»»
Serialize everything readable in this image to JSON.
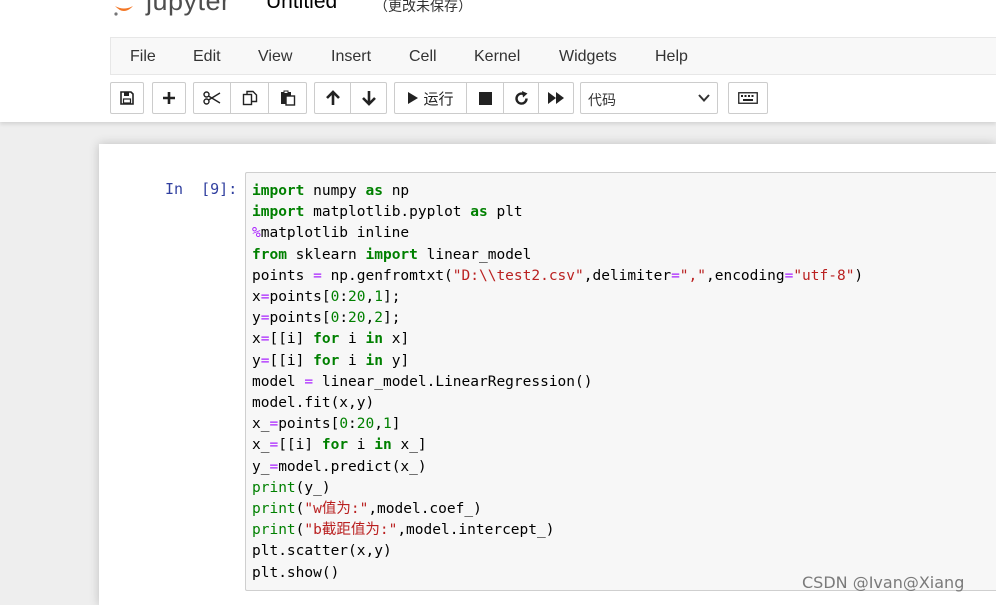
{
  "header": {
    "logo_text": "jupyter",
    "notebook_name": "Untitled",
    "save_status": "（更改未保存）"
  },
  "menu": [
    "File",
    "Edit",
    "View",
    "Insert",
    "Cell",
    "Kernel",
    "Widgets",
    "Help"
  ],
  "toolbar": {
    "save_icon": "floppy-disk-icon",
    "insert_icon": "plus-icon",
    "cut_icon": "scissors-icon",
    "copy_icon": "copy-icon",
    "paste_icon": "paste-icon",
    "move_up_icon": "arrow-up-icon",
    "move_down_icon": "arrow-down-icon",
    "run_label": "运行",
    "interrupt_icon": "stop-icon",
    "restart_icon": "redo-icon",
    "run_all_icon": "fast-forward-icon",
    "cell_type": "代码",
    "keyboard_icon": "keyboard-icon"
  },
  "cell": {
    "prompt": "In  [9]:",
    "code_lines": [
      "import numpy as np",
      "import matplotlib.pyplot as plt",
      "%matplotlib inline",
      "from sklearn import linear_model",
      "points = np.genfromtxt(\"D:\\\\test2.csv\",delimiter=\",\",encoding=\"utf-8\")",
      "x=points[0:20,1];",
      "y=points[0:20,2];",
      "x=[[i] for i in x]",
      "y=[[i] for i in y]",
      "model = linear_model.LinearRegression()",
      "model.fit(x,y)",
      "x_=points[0:20,1]",
      "x_=[[i] for i in x_]",
      "y_=model.predict(x_)",
      "print(y_)",
      "print(\"w值为:\",model.coef_)",
      "print(\"b截距值为:\",model.intercept_)",
      "plt.scatter(x,y)",
      "plt.show()"
    ]
  },
  "watermark": "CSDN @Ivan@Xiang",
  "colors": {
    "keyword": "#008000",
    "string": "#ba2121",
    "magic": "#aa22ff",
    "prompt": "#303f9f",
    "logo_orange": "#f37726"
  }
}
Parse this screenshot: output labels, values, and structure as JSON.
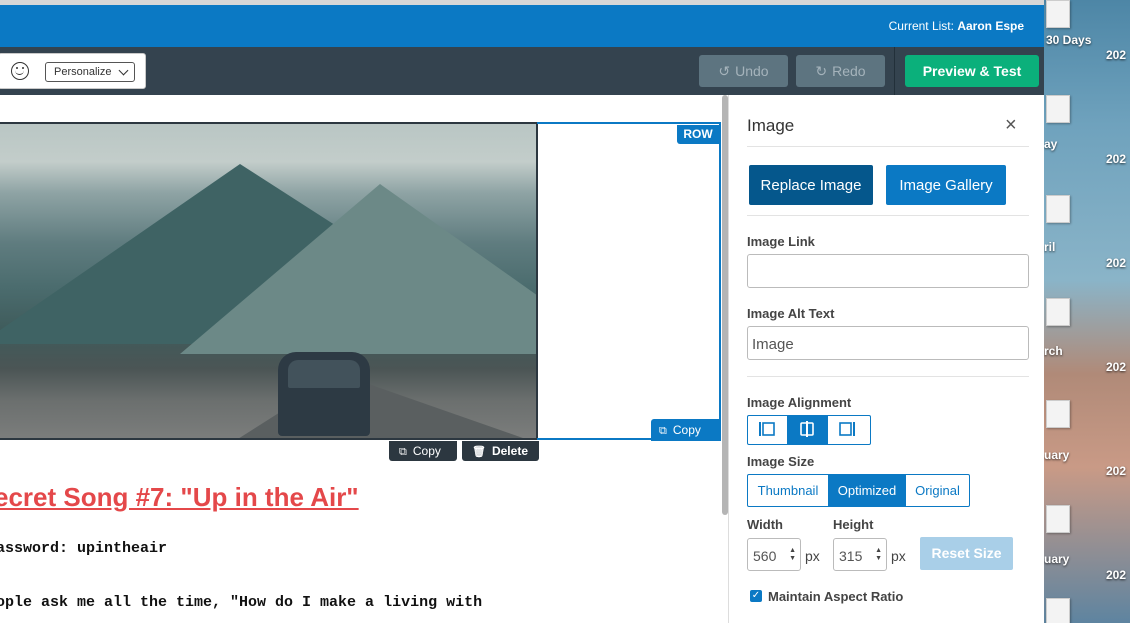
{
  "header": {
    "current_list_label": "Current List:",
    "current_list_name": "Aaron Espe"
  },
  "toolbar": {
    "personalize": "Personalize",
    "undo": "Undo",
    "redo": "Redo",
    "preview": "Preview & Test"
  },
  "canvas": {
    "row_badge": "ROW",
    "row_copy": "Copy",
    "block_copy": "Copy",
    "block_delete": "Delete",
    "heading": "ecret Song #7: \"Up in the Air\"",
    "password_line": "assword: upintheair",
    "body_line": "ople ask me all the time, \"How do I make a living with"
  },
  "panel": {
    "title": "Image",
    "replace_image": "Replace Image",
    "image_gallery": "Image Gallery",
    "image_link_label": "Image Link",
    "image_link_value": "",
    "alt_text_label": "Image Alt Text",
    "alt_text_value": "Image",
    "alignment_label": "Image Alignment",
    "alignment_selected": "center",
    "size_label": "Image Size",
    "sizes": [
      "Thumbnail",
      "Optimized",
      "Original"
    ],
    "size_selected": "Optimized",
    "width_label": "Width",
    "height_label": "Height",
    "width_value": "560",
    "height_value": "315",
    "unit": "px",
    "reset_size": "Reset Size",
    "maintain_aspect": "Maintain Aspect Ratio",
    "maintain_checked": true
  },
  "desktop": {
    "labels": [
      "30 Days",
      "202",
      "ay",
      "202",
      "ril",
      "202",
      "rch",
      "202",
      "uary",
      "202",
      "uary",
      "202"
    ]
  },
  "colors": {
    "brand_blue": "#0b79c4",
    "toolbar": "#34434f",
    "preview_green": "#0bb07b",
    "heading_red": "#e4484a"
  }
}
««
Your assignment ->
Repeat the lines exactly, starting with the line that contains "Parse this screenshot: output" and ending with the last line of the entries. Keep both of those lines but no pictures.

Result of this task ->
Parse this screenshot: output labels, values, and structure as JSON.
{
  "header": {
    "current_list_label": "Current List:",
    "current_list_name": "Aaron Espe"
  },
  "toolbar": {
    "personalize": "Personalize",
    "undo": "Undo",
    "redo": "Redo",
    "preview": "Preview & Test"
  },
  "canvas": {
    "row_badge": "ROW",
    "row_copy": "Copy",
    "block_copy": "Copy",
    "block_delete": "Delete",
    "heading": "ecret Song #7: \"Up in the Air\"",
    "password_line": "assword: upintheair",
    "body_line": "ople ask me all the time, \"How do I make a living with"
  },
  "panel": {
    "title": "Image",
    "replace_image": "Replace Image",
    "image_gallery": "Image Gallery",
    "image_link_label": "Image Link",
    "image_link_value": "",
    "alt_text_label": "Image Alt Text",
    "alt_text_value": "Image",
    "alignment_label": "Image Alignment",
    "alignment_selected": "center",
    "size_label": "Image Size",
    "sizes": [
      "Thumbnail",
      "Optimized",
      "Original"
    ],
    "size_selected": "Optimized",
    "width_label": "Width",
    "height_label": "Height",
    "width_value": "560",
    "height_value": "315",
    "unit": "px",
    "reset_size": "Reset Size",
    "maintain_aspect": "Maintain Aspect Ratio",
    "maintain_checked": true
  },
  "desktop": {
    "labels": [
      "30 Days",
      "202",
      "ay",
      "202",
      "ril",
      "202",
      "rch",
      "202",
      "uary",
      "202",
      "uary",
      "202"
    ]
  },
  "colors": {
    "brand_blue": "#0b79c4",
    "toolbar": "#34434f",
    "preview_green": "#0bb07b",
    "heading_red": "#e4484a"
  }
}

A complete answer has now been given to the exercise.